Tally the lines of the records below that include the word "country", and write down only that tally.

Segment Start: Provided material

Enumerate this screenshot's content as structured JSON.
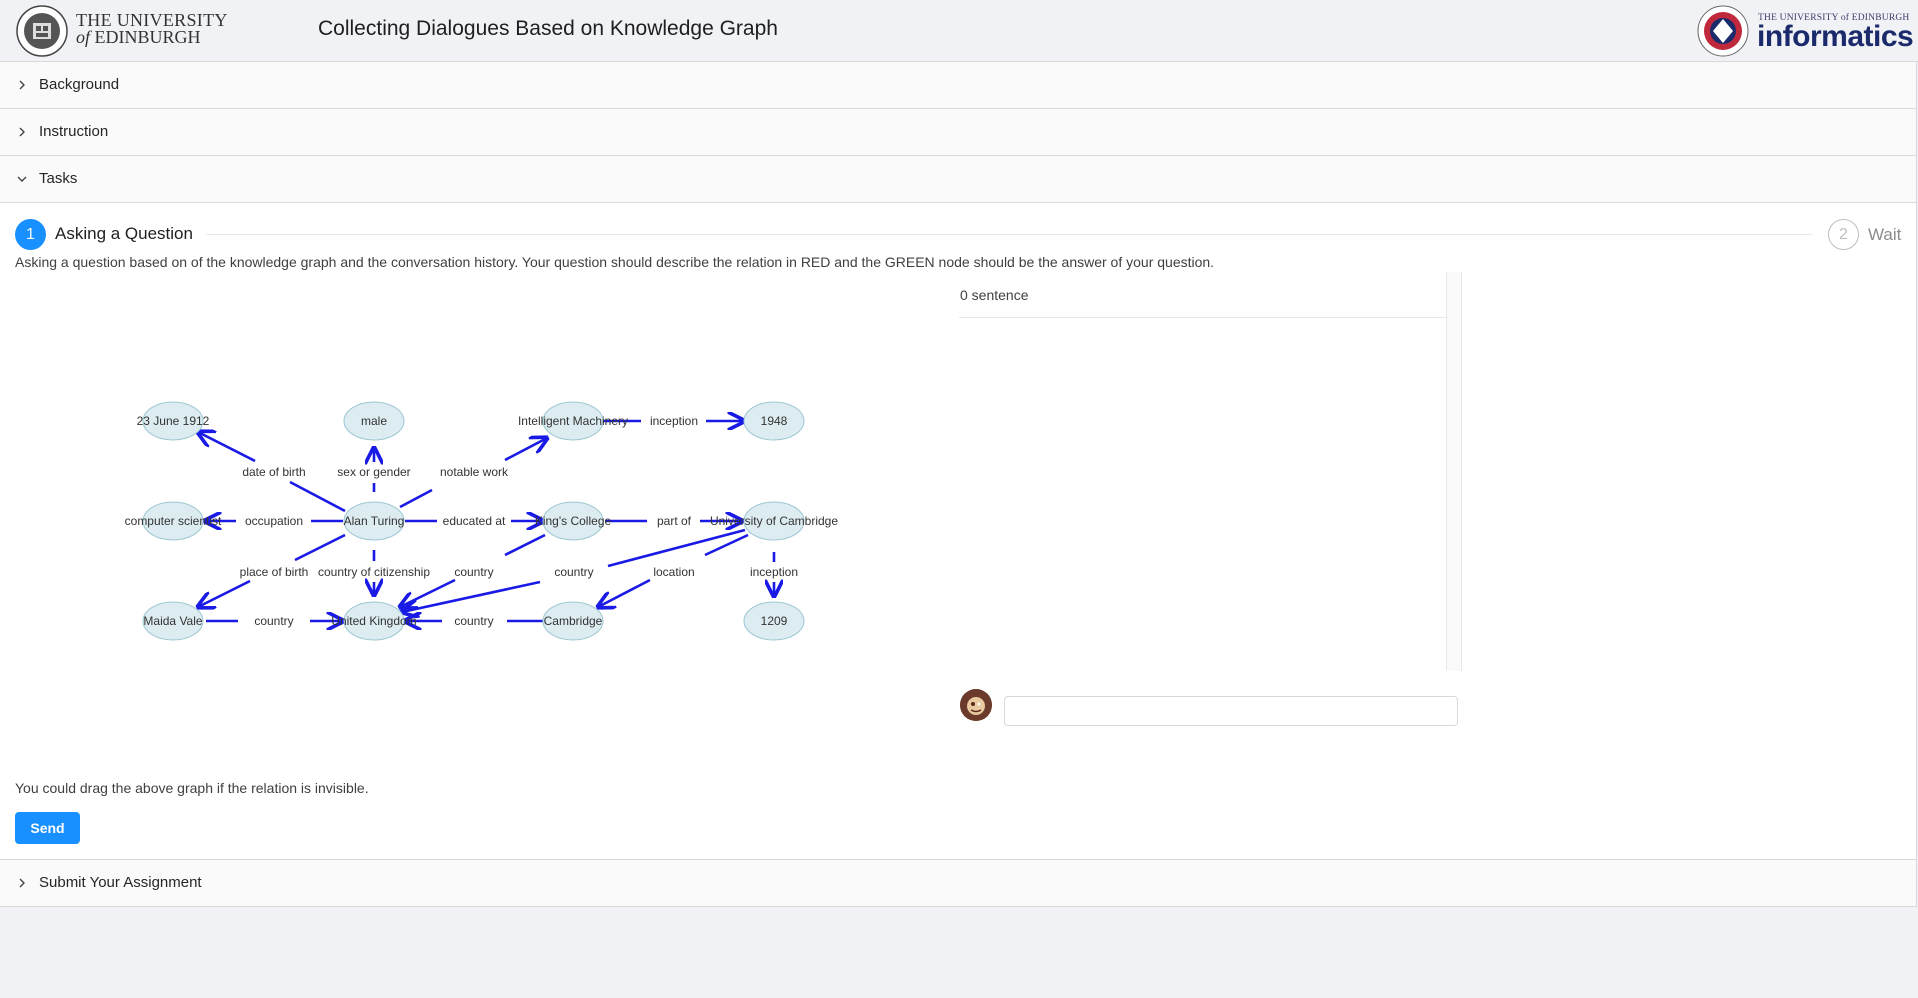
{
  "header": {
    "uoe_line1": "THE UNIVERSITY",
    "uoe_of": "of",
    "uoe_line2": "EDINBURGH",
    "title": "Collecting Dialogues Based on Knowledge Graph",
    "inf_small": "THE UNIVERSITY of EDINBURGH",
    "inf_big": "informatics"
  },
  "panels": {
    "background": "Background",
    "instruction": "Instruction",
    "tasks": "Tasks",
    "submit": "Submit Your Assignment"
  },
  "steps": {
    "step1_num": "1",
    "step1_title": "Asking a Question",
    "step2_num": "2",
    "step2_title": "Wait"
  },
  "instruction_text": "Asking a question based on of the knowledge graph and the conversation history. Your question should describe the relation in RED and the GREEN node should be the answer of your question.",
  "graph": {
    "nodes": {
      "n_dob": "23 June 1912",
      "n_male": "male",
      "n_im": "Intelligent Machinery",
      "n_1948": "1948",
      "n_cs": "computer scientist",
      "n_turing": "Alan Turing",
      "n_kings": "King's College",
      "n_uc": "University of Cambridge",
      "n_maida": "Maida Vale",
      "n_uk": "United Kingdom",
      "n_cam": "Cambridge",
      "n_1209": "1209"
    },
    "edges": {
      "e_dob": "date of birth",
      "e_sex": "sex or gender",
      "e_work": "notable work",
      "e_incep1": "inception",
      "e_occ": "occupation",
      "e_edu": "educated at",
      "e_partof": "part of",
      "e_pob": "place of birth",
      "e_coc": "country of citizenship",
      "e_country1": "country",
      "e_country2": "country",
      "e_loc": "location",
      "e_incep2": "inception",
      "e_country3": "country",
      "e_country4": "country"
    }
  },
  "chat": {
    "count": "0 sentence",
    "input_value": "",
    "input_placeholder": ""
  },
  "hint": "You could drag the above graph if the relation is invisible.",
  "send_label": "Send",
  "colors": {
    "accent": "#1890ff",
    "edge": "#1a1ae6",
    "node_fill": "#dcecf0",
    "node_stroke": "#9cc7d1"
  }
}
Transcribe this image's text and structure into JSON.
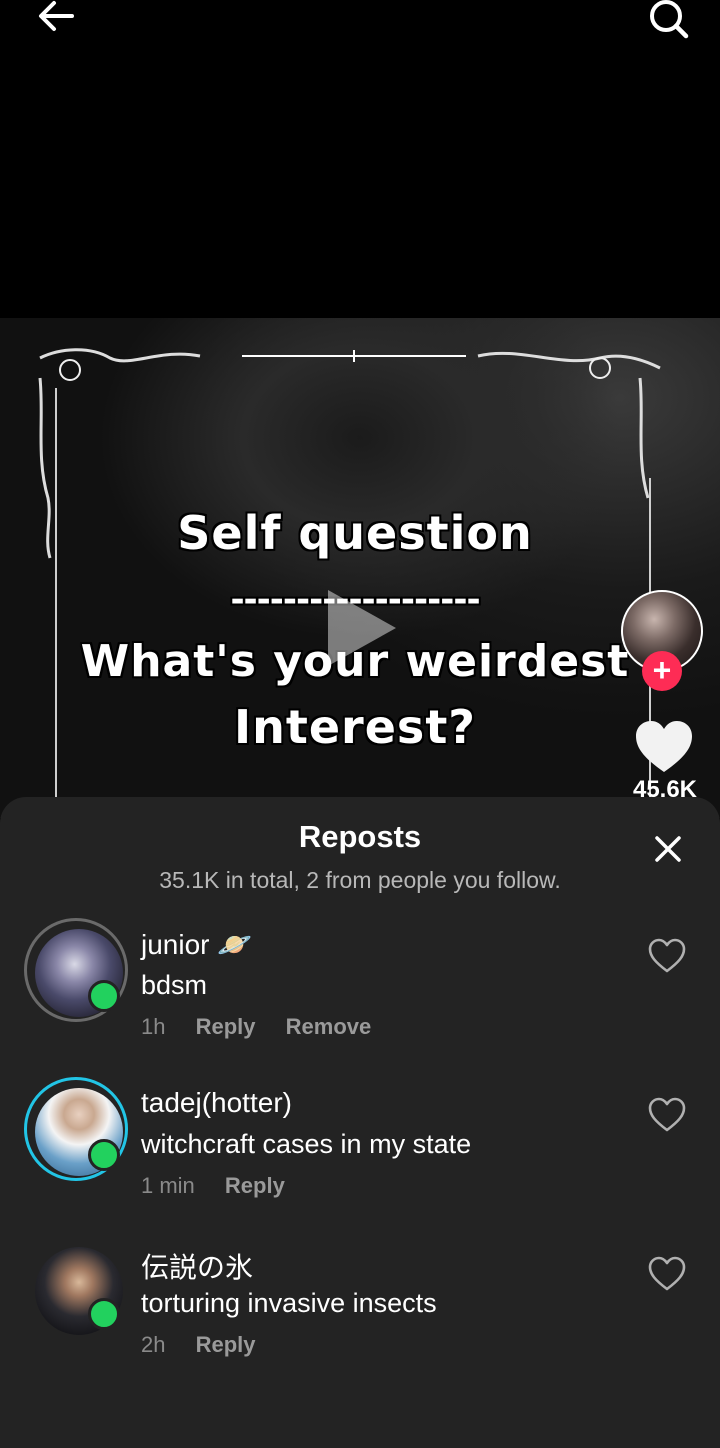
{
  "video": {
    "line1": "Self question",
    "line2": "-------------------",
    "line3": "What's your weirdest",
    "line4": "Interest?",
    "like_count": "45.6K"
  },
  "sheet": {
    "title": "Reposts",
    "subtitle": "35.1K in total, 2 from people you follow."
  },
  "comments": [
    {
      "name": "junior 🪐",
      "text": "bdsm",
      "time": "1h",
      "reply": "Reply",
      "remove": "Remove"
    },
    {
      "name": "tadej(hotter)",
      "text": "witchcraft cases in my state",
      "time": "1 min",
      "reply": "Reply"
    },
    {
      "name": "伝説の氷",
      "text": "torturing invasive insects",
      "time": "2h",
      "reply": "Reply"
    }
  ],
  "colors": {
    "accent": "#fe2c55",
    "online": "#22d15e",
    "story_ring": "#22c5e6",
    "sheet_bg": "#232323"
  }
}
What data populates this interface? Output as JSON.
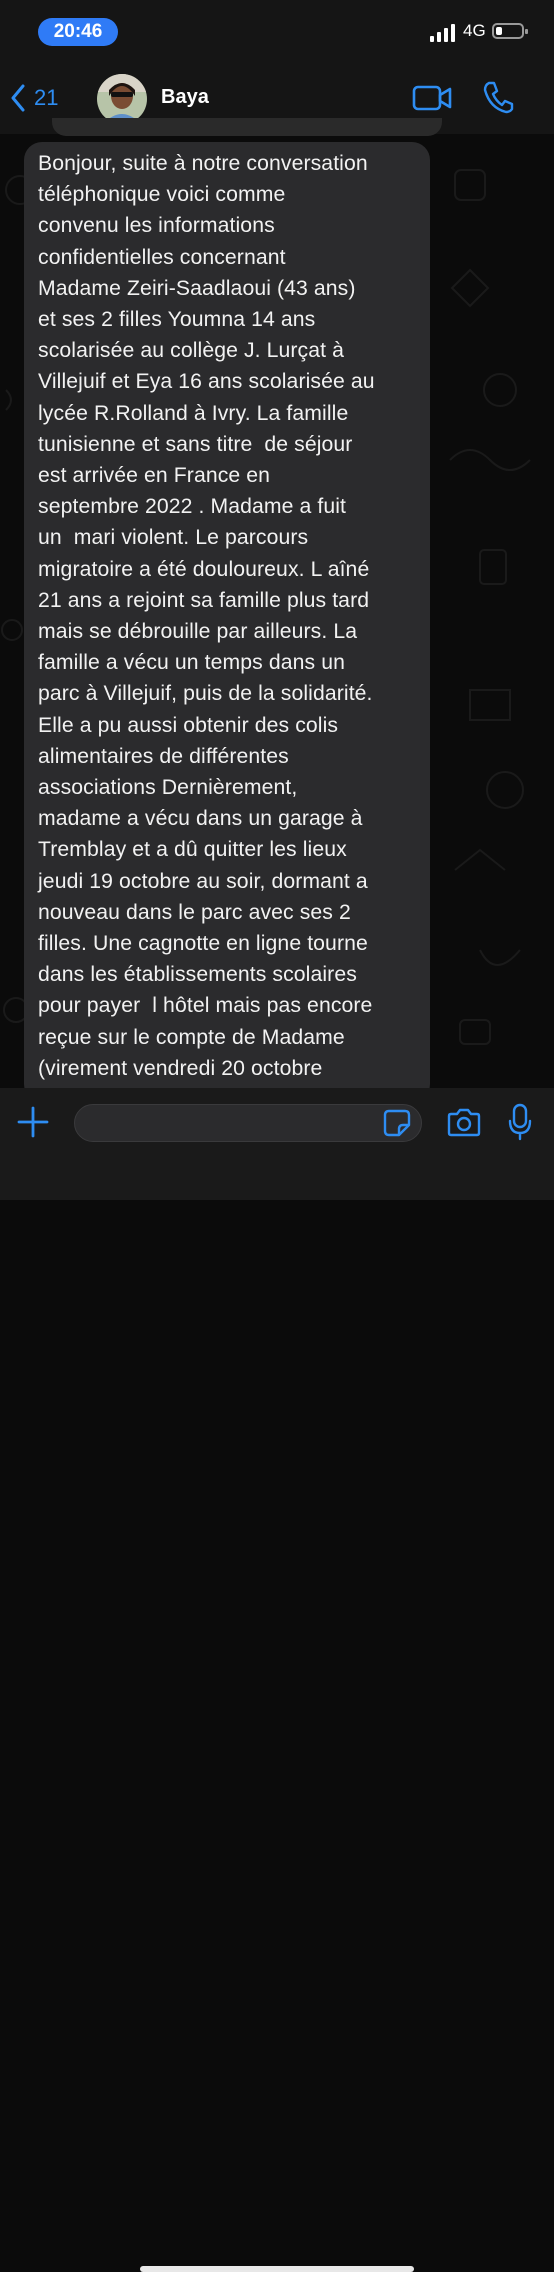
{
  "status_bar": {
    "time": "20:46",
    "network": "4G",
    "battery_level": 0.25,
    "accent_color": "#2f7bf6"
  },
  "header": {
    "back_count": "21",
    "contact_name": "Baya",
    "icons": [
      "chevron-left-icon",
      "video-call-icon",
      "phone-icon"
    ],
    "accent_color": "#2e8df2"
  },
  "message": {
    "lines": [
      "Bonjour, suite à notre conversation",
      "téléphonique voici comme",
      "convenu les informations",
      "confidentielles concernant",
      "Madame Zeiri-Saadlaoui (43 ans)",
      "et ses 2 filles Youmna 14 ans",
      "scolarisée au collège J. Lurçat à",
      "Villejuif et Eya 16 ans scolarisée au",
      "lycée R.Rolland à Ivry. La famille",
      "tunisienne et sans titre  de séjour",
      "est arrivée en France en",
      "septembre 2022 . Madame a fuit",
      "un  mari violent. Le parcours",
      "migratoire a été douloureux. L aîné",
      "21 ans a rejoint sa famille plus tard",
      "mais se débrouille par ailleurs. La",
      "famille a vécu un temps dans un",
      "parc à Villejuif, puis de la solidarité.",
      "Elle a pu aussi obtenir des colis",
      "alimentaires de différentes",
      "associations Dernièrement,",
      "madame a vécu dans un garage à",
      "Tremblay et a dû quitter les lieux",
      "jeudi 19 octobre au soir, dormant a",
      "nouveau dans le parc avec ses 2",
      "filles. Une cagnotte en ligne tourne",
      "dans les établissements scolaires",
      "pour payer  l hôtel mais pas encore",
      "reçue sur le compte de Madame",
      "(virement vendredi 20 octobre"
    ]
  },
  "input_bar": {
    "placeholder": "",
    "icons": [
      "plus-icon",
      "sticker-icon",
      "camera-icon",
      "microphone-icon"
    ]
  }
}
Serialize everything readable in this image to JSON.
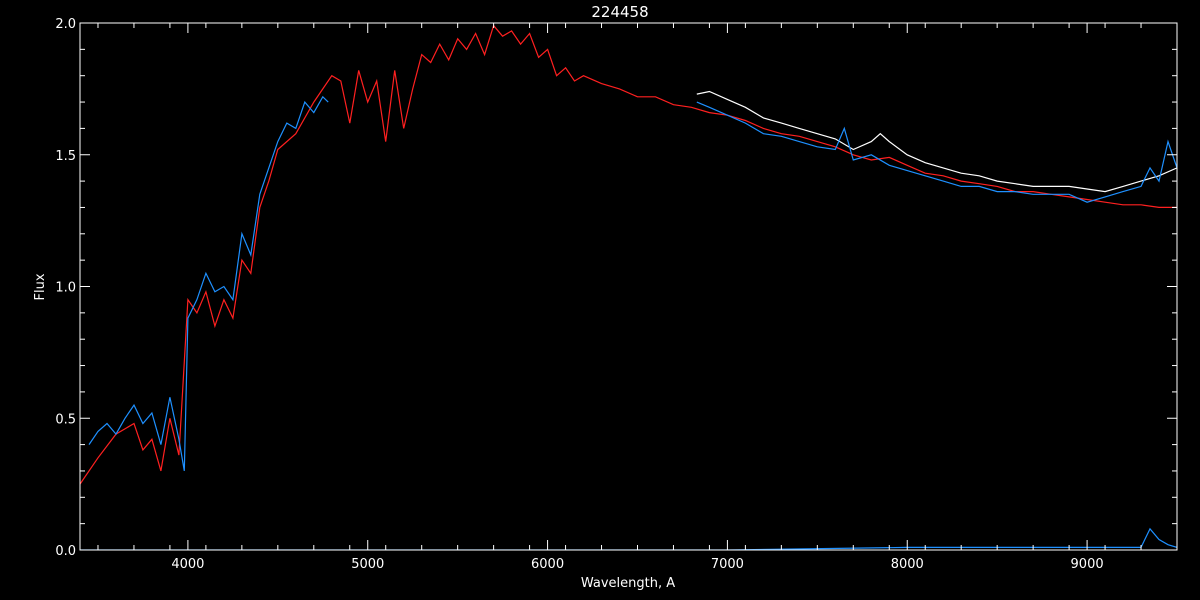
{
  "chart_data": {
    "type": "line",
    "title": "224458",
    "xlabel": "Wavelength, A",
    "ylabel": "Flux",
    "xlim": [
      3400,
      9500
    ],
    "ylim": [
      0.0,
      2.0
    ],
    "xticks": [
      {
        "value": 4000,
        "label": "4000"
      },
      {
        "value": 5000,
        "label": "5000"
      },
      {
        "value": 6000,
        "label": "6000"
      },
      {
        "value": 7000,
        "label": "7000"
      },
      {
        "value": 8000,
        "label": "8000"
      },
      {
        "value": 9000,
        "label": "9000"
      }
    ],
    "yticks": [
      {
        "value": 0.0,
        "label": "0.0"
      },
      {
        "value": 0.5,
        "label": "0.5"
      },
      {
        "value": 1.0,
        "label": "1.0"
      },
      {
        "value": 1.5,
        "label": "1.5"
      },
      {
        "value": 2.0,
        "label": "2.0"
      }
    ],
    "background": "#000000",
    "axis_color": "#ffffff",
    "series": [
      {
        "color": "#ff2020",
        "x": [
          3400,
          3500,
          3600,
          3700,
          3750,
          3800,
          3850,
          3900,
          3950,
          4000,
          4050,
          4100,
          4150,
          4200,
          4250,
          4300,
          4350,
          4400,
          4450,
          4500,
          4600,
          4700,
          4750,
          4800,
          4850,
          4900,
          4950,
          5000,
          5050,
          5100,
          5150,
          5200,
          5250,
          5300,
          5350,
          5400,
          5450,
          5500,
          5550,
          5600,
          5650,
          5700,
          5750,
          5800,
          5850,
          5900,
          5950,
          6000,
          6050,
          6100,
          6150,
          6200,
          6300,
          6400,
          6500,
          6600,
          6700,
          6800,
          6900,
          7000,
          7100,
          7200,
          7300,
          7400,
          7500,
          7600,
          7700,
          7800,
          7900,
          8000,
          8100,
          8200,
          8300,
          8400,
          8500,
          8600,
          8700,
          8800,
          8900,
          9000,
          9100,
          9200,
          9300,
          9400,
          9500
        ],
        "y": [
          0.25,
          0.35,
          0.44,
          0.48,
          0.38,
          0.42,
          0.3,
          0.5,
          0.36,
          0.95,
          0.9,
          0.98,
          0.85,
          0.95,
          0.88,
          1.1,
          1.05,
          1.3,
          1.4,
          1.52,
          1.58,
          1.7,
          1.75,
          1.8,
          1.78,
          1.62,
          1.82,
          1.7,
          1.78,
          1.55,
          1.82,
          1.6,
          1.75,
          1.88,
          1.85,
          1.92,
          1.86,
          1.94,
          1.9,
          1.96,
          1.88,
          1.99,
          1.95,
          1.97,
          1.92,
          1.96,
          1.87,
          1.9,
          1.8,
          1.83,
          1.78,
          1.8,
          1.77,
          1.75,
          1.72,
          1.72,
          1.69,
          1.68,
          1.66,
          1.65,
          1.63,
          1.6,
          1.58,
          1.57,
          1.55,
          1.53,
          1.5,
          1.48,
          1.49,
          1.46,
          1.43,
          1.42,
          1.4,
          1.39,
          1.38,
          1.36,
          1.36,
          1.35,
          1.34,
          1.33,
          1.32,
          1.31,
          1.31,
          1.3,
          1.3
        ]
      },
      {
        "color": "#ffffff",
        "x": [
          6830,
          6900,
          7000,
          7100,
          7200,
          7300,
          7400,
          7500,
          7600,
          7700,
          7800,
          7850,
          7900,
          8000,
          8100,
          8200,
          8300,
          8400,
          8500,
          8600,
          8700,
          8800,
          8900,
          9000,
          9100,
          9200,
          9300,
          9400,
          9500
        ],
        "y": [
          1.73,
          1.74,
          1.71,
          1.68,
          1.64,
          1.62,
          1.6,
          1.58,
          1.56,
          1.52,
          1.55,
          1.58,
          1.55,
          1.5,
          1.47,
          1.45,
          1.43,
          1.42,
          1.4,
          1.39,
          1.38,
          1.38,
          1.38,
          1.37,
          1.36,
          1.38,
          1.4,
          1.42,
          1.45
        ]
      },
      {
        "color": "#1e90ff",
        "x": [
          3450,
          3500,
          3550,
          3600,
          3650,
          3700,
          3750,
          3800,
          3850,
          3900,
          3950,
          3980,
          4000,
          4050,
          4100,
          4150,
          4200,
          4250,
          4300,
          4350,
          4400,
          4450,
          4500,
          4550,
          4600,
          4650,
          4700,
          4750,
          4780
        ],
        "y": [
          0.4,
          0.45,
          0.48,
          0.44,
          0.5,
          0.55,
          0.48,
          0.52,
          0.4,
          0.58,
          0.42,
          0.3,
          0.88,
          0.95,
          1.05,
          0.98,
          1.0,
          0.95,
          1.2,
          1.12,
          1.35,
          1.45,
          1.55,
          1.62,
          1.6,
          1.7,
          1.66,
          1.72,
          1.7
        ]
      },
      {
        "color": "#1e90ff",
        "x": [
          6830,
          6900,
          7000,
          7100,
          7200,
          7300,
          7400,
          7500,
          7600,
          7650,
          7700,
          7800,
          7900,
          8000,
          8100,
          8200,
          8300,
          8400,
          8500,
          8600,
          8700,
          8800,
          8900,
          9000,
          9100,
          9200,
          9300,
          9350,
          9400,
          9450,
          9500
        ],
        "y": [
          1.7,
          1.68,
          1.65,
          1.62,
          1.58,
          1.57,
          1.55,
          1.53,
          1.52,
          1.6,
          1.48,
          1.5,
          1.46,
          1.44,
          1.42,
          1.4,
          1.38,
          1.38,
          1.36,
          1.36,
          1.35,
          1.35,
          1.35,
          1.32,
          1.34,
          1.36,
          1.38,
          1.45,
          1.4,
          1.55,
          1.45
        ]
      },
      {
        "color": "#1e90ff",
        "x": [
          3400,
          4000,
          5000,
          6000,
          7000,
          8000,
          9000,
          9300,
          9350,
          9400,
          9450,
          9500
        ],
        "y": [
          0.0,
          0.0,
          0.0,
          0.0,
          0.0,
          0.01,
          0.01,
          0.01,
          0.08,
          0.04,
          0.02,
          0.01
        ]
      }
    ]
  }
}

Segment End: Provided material

__Response__. 5